## Work instructions
Number of lines with "icon" in the data: give that figure by itself.

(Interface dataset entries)
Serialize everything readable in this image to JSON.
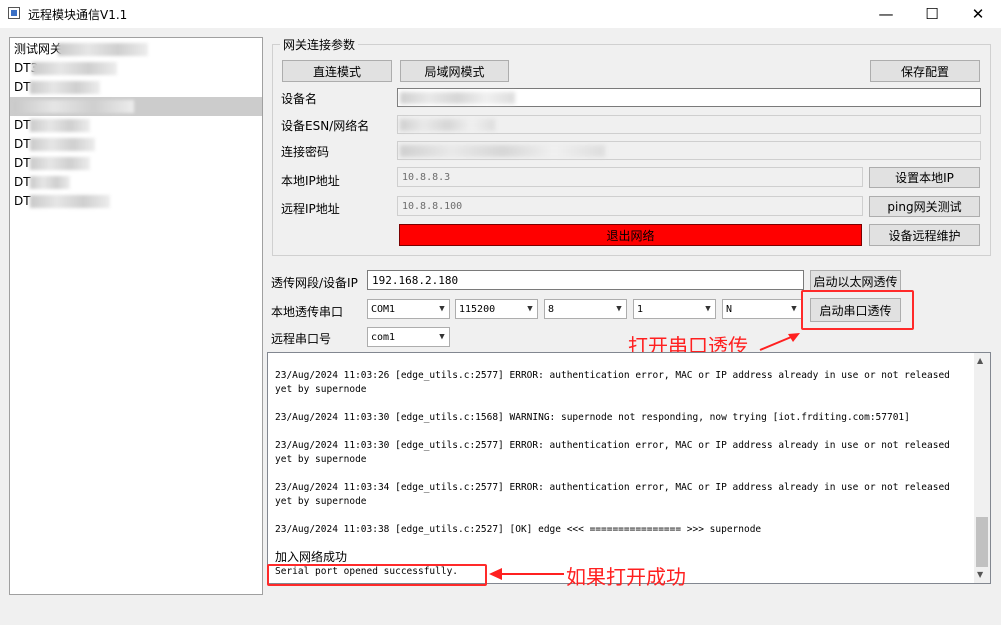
{
  "window": {
    "title": "远程模块通信V1.1",
    "controls": [
      "—",
      "☐",
      "✕"
    ]
  },
  "device_list": {
    "items": [
      {
        "label": "测试网关"
      },
      {
        "label": "DT3"
      },
      {
        "label": "DT"
      },
      {
        "label": ""
      },
      {
        "label": "DT"
      },
      {
        "label": "DT"
      },
      {
        "label": "DT"
      },
      {
        "label": "DT"
      },
      {
        "label": "DT"
      }
    ]
  },
  "gateway": {
    "group_title": "网关连接参数",
    "direct_mode": "直连模式",
    "lan_mode": "局域网模式",
    "save_config": "保存配置",
    "device_name_label": "设备名",
    "esn_label": "设备ESN/网络名",
    "password_label": "连接密码",
    "local_ip_label": "本地IP地址",
    "local_ip_value": "10.8.8.3",
    "set_local_ip": "设置本地IP",
    "remote_ip_label": "远程IP地址",
    "remote_ip_value": "10.8.8.100",
    "ping_test": "ping网关测试",
    "exit_network": "退出网络",
    "set_remote_maintenance": "设备远程维护"
  },
  "transparent": {
    "segment_label": "透传网段/设备IP",
    "segment_value": "192.168.2.180",
    "start_ethernet": "启动以太网透传",
    "local_serial_label": "本地透传串口",
    "com_port": "COM1",
    "baud_rate": "115200",
    "data_bits": "8",
    "stop_bits": "1",
    "parity": "N",
    "start_serial": "启动串口透传",
    "remote_serial_label": "远程串口号",
    "remote_com": "com1"
  },
  "log": {
    "lines": [
      "23/Aug/2024 11:03:26 [edge_utils.c:2577] ERROR: authentication error, MAC or IP address already in use or not released yet by supernode",
      "23/Aug/2024 11:03:30 [edge_utils.c:1568] WARNING: supernode not responding, now trying [iot.frditing.com:57701]",
      "23/Aug/2024 11:03:30 [edge_utils.c:2577] ERROR: authentication error, MAC or IP address already in use or not released yet by supernode",
      "23/Aug/2024 11:03:34 [edge_utils.c:2577] ERROR: authentication error, MAC or IP address already in use or not released yet by supernode",
      "23/Aug/2024 11:03:38 [edge_utils.c:2527] [OK] edge <<< ================ >>> supernode"
    ],
    "joined": "加入网络成功",
    "serial_opened": "Serial port opened successfully."
  },
  "annotations": {
    "open_serial": "打开串口透传",
    "if_success": "如果打开成功",
    "color": "#ff2020"
  }
}
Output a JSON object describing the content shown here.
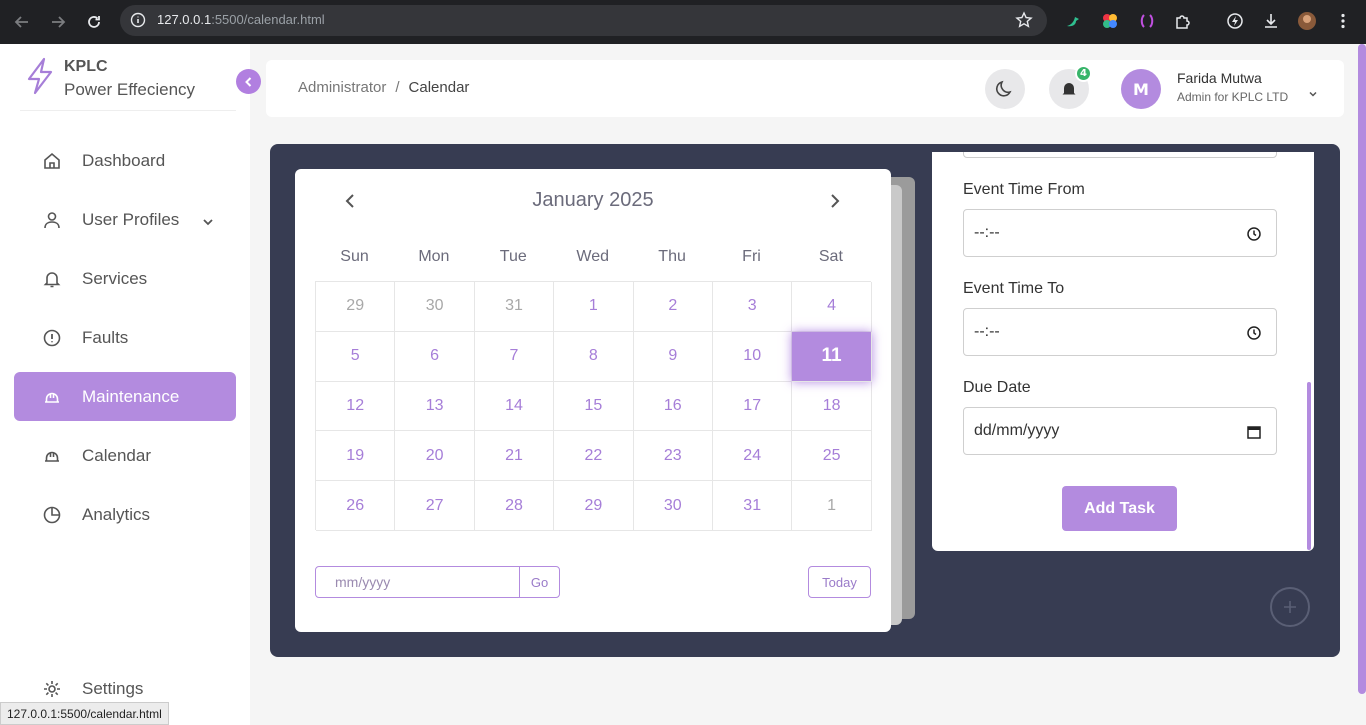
{
  "browser": {
    "url_host": "127.0.0.1",
    "url_path": ":5500/calendar.html"
  },
  "brand": {
    "line1": "KPLC",
    "line2": "Power Effeciency"
  },
  "sidebar": {
    "items": [
      {
        "label": "Dashboard",
        "icon": "home-icon"
      },
      {
        "label": "User Profiles",
        "icon": "user-icon"
      },
      {
        "label": "Services",
        "icon": "bell-icon"
      },
      {
        "label": "Faults",
        "icon": "alert-circle-icon"
      },
      {
        "label": "Maintenance",
        "icon": "helmet-icon",
        "active": true
      },
      {
        "label": "Calendar",
        "icon": "helmet-icon"
      },
      {
        "label": "Analytics",
        "icon": "pie-chart-icon"
      }
    ],
    "settings_label": "Settings"
  },
  "header": {
    "crumb_root": "Administrator",
    "crumb_sep": "/",
    "crumb_current": "Calendar",
    "notif_count": "4",
    "avatar_initial": "M",
    "user_name": "Farida Mutwa",
    "user_role": "Admin for KPLC LTD"
  },
  "calendar": {
    "month_title": "January 2025",
    "weekdays": [
      "Sun",
      "Mon",
      "Tue",
      "Wed",
      "Thu",
      "Fri",
      "Sat"
    ],
    "days": [
      [
        "29",
        "30",
        "31",
        "1",
        "2",
        "3",
        "4"
      ],
      [
        "5",
        "6",
        "7",
        "8",
        "9",
        "10",
        "11"
      ],
      [
        "12",
        "13",
        "14",
        "15",
        "16",
        "17",
        "18"
      ],
      [
        "19",
        "20",
        "21",
        "22",
        "23",
        "24",
        "25"
      ],
      [
        "26",
        "27",
        "28",
        "29",
        "30",
        "31",
        "1"
      ]
    ],
    "selected_day": "11",
    "month_placeholder": "mm/yyyy",
    "go_label": "Go",
    "today_label": "Today"
  },
  "form": {
    "time_from_label": "Event Time From",
    "time_from_value": "--:--",
    "time_to_label": "Event Time To",
    "time_to_value": "--:--",
    "due_label": "Due Date",
    "due_value": "dd/mm/yyyy",
    "submit_label": "Add Task"
  },
  "status_url": "127.0.0.1:5500/calendar.html",
  "colors": {
    "accent": "#b38bdf",
    "panel": "#373c52"
  }
}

## Solution below
7